BEGIN Records for this exercise

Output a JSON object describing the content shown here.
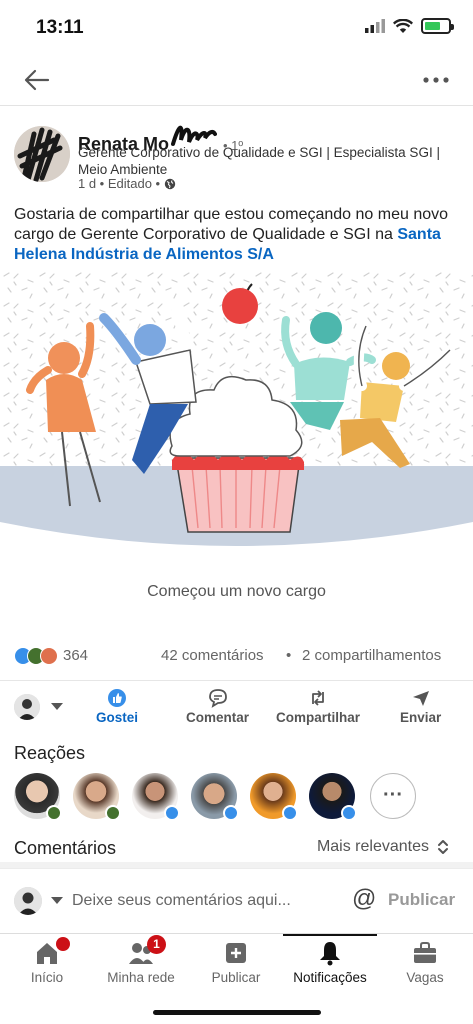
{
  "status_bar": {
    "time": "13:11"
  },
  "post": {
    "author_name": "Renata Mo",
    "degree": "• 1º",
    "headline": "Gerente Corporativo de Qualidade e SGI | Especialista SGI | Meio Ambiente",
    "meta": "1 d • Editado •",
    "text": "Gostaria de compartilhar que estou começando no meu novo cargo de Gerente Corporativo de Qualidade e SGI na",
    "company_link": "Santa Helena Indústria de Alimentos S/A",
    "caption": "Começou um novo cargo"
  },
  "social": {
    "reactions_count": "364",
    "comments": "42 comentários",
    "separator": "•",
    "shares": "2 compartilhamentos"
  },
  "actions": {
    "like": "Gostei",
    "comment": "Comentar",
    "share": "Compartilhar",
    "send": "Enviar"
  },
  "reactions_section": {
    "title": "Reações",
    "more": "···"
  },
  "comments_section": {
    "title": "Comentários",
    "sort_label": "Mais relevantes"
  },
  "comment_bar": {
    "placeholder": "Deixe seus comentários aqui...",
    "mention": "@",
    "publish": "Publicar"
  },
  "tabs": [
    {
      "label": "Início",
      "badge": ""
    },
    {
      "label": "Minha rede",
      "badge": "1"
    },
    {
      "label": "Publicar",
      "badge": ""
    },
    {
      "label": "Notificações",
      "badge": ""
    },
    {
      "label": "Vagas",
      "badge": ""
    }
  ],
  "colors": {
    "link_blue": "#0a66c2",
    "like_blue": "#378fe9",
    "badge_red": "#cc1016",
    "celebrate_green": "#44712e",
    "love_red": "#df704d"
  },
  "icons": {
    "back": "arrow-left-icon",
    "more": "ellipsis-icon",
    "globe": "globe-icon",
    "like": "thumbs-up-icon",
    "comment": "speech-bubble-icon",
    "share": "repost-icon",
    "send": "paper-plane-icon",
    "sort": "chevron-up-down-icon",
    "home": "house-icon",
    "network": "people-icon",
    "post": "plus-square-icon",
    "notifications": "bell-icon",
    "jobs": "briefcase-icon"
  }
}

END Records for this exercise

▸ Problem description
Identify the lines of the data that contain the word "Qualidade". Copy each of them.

▸ Answer area
    "headline": "Gerente Corporativo de Qualidade e SGI | Especialista SGI | Meio Ambiente",
    "text": "Gostaria de compartilhar que estou começando no meu novo cargo de Gerente Corporativo de Qualidade e SGI na",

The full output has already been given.